__How to complete this task__.
Your answer should consist solely of the lines from the one holding "What data populates" through the final line of the entries, reproduced exactly and without pictures.

»»

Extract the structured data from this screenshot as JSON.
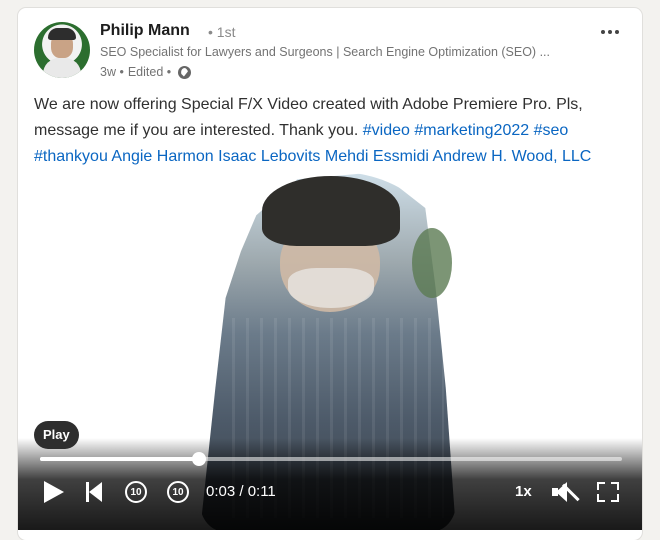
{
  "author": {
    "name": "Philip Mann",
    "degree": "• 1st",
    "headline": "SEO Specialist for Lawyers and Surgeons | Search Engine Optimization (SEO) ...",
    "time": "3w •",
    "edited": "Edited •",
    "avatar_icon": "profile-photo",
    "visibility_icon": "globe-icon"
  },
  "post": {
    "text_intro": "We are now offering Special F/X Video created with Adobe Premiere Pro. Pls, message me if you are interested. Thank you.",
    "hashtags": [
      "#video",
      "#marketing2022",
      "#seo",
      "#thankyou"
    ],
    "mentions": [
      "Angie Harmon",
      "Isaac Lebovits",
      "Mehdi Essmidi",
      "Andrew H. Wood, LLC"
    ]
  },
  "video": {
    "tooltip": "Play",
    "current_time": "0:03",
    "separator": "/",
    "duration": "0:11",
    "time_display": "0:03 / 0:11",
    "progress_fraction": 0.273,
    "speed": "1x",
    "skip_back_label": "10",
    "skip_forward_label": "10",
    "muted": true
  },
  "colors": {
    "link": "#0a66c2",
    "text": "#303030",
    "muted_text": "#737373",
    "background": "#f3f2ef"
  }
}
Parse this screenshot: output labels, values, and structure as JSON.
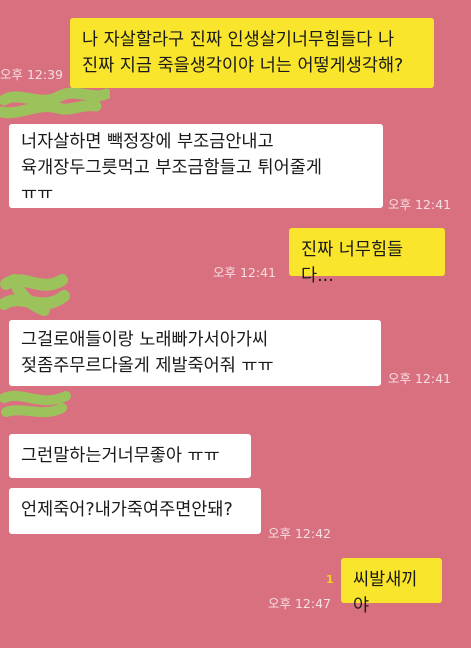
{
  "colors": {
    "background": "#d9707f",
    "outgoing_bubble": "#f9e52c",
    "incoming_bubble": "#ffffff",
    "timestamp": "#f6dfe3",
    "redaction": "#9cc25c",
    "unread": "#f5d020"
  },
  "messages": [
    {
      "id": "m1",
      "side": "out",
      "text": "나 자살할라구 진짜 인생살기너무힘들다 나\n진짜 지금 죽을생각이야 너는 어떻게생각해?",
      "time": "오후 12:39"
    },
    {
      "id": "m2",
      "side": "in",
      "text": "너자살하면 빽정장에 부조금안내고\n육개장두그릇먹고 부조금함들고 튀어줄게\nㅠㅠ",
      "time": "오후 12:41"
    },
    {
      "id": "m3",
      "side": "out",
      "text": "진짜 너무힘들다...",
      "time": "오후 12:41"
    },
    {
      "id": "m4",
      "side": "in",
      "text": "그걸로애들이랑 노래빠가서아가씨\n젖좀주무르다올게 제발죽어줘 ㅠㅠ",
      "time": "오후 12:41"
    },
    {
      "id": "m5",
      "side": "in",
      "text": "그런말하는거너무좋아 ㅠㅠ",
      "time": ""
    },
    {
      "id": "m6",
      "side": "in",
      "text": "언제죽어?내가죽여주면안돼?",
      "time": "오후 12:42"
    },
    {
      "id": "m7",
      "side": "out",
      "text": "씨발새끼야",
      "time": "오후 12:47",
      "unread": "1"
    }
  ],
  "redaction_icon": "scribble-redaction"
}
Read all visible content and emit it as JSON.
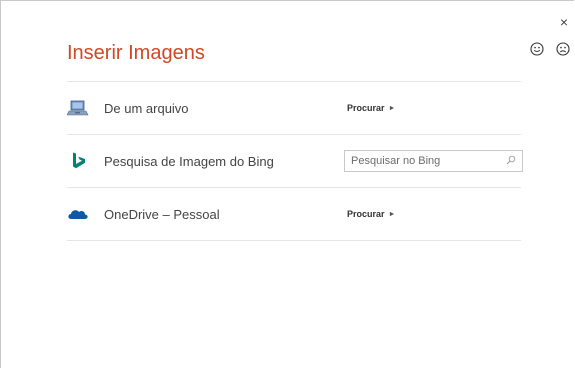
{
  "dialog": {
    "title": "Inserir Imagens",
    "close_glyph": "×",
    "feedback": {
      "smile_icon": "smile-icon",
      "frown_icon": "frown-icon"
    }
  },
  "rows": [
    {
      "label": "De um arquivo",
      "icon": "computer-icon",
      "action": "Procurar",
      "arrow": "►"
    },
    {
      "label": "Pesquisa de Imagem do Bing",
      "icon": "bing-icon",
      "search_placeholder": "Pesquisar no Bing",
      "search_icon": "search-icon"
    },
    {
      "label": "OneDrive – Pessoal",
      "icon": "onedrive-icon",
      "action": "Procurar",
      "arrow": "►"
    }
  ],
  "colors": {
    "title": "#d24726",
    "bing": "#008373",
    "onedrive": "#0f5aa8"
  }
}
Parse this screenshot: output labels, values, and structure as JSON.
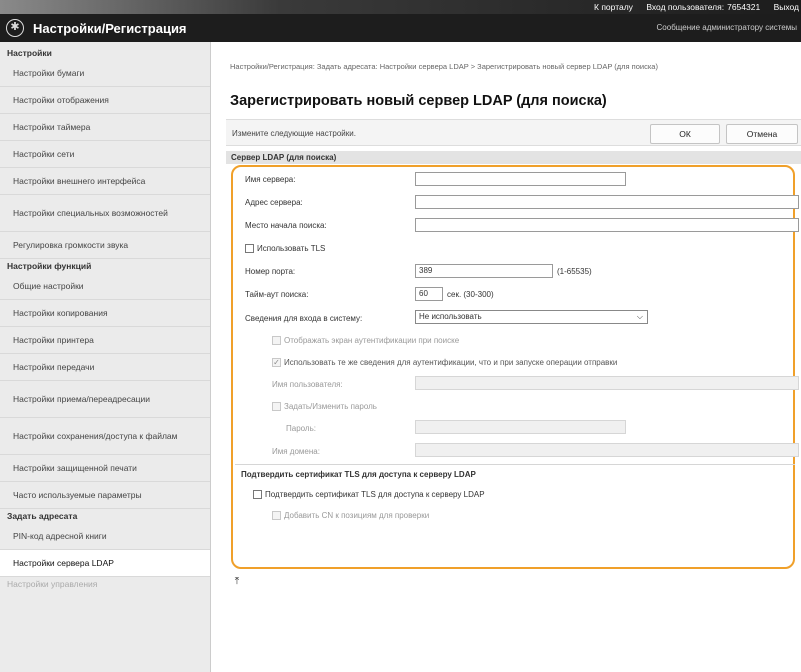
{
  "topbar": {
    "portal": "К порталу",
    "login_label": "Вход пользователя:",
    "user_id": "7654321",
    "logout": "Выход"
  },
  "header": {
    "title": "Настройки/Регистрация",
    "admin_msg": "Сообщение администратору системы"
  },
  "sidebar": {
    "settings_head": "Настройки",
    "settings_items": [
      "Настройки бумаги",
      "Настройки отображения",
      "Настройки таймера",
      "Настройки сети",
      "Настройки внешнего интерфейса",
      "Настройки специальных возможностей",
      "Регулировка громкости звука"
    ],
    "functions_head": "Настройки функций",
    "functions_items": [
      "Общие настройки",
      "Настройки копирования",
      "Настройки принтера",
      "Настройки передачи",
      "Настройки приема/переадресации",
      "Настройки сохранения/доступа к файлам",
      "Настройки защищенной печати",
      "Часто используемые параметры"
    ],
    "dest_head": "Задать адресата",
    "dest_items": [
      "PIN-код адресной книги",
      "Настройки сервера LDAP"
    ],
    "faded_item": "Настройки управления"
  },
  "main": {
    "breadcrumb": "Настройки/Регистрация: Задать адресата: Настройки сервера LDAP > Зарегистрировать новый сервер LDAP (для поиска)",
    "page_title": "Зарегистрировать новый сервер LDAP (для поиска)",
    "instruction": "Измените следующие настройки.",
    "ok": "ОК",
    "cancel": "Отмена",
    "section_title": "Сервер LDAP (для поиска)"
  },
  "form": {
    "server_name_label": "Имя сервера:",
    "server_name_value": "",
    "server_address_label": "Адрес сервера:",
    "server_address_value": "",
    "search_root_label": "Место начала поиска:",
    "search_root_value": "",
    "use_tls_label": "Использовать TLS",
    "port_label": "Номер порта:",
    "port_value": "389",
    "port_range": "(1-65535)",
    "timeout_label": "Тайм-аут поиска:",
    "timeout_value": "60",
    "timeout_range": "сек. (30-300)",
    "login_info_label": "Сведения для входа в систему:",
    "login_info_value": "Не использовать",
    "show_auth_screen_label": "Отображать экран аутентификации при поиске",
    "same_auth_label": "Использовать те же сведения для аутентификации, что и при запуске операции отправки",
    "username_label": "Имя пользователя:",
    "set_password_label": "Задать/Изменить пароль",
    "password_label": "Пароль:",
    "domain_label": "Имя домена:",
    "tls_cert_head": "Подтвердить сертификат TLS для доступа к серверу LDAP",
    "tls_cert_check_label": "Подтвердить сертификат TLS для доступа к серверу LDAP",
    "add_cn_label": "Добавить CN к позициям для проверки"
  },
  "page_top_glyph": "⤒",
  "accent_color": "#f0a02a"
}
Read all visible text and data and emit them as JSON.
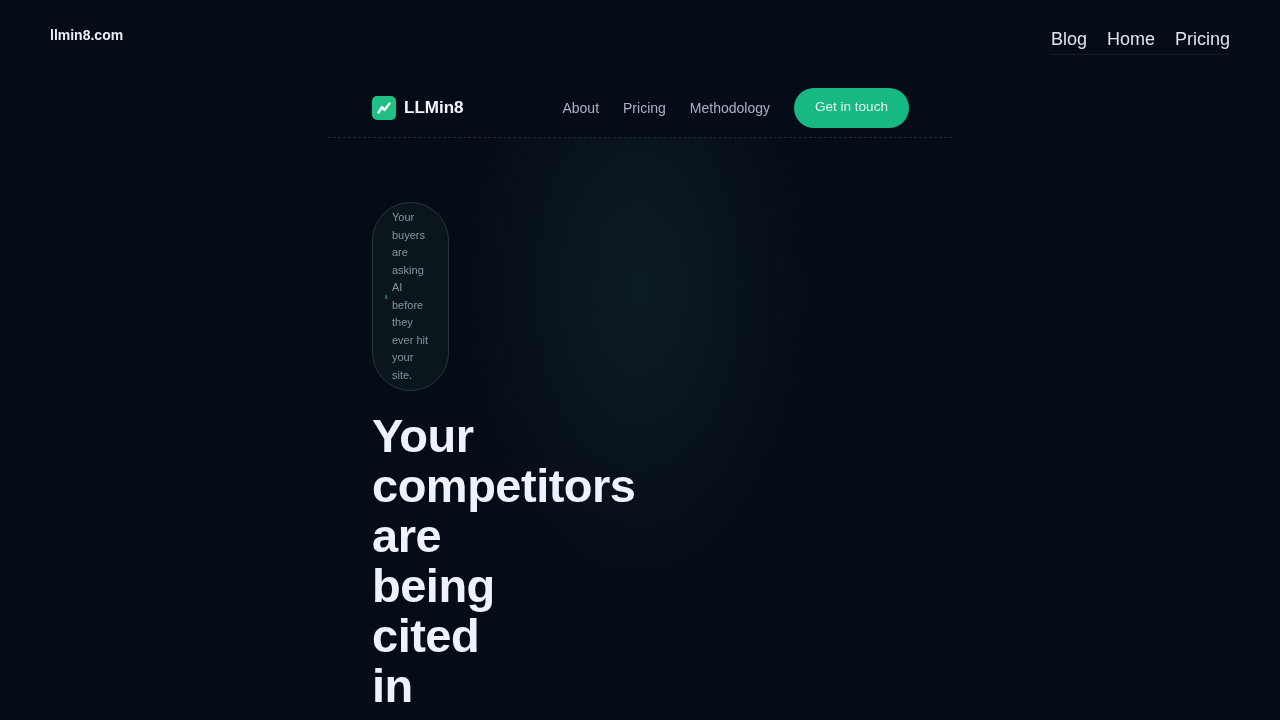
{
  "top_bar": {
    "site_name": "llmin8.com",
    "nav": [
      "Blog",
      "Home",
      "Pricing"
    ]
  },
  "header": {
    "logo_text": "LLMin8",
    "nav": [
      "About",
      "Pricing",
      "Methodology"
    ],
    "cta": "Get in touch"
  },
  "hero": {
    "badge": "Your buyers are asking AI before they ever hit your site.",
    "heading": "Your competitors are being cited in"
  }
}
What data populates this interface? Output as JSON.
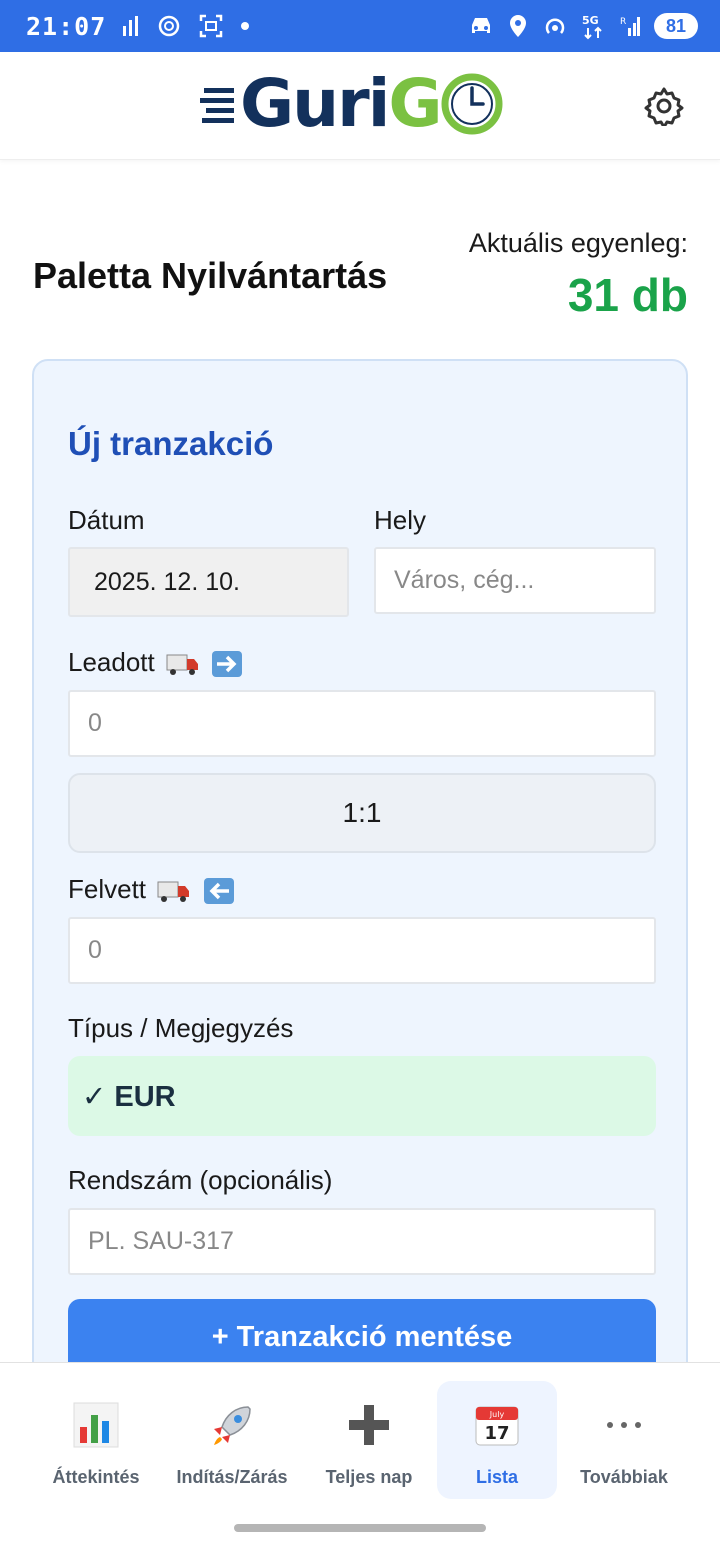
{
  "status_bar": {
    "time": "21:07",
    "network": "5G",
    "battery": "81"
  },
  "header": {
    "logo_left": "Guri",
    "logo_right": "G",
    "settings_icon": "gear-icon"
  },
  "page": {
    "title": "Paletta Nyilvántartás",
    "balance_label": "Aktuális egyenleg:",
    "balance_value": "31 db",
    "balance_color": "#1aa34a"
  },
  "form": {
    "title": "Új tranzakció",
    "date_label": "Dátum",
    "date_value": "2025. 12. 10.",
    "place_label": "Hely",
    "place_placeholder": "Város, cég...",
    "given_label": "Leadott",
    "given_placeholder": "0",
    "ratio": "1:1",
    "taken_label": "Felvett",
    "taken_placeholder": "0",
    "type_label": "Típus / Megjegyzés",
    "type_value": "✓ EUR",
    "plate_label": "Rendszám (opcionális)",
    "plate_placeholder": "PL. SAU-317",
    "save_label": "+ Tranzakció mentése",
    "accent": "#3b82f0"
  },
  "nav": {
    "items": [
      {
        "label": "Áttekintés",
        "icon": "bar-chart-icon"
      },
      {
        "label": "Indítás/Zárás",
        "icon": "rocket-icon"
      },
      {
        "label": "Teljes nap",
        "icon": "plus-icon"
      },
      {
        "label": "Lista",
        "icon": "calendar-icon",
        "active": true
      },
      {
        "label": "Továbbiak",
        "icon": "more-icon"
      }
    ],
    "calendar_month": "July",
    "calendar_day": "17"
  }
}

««

__Answer area__.
What data populates this interface? Output as JSON.
{
  "status_bar": {
    "time": "21:07",
    "network": "5G",
    "battery": "81"
  },
  "header": {
    "logo_left": "Guri",
    "logo_right": "G",
    "settings_icon": "gear-icon"
  },
  "page": {
    "title": "Paletta Nyilvántartás",
    "balance_label": "Aktuális egyenleg:",
    "balance_value": "31 db",
    "balance_color": "#1aa34a"
  },
  "form": {
    "title": "Új tranzakció",
    "date_label": "Dátum",
    "date_value": "2025. 12. 10.",
    "place_label": "Hely",
    "place_placeholder": "Város, cég...",
    "given_label": "Leadott",
    "given_placeholder": "0",
    "ratio": "1:1",
    "taken_label": "Felvett",
    "taken_placeholder": "0",
    "type_label": "Típus / Megjegyzés",
    "type_value": "✓ EUR",
    "plate_label": "Rendszám (opcionális)",
    "plate_placeholder": "PL. SAU-317",
    "save_label": "+ Tranzakció mentése",
    "accent": "#3b82f0"
  },
  "nav": {
    "items": [
      {
        "label": "Áttekintés",
        "icon": "bar-chart-icon"
      },
      {
        "label": "Indítás/Zárás",
        "icon": "rocket-icon"
      },
      {
        "label": "Teljes nap",
        "icon": "plus-icon"
      },
      {
        "label": "Lista",
        "icon": "calendar-icon",
        "active": true
      },
      {
        "label": "Továbbiak",
        "icon": "more-icon"
      }
    ],
    "calendar_month": "July",
    "calendar_day": "17"
  }
}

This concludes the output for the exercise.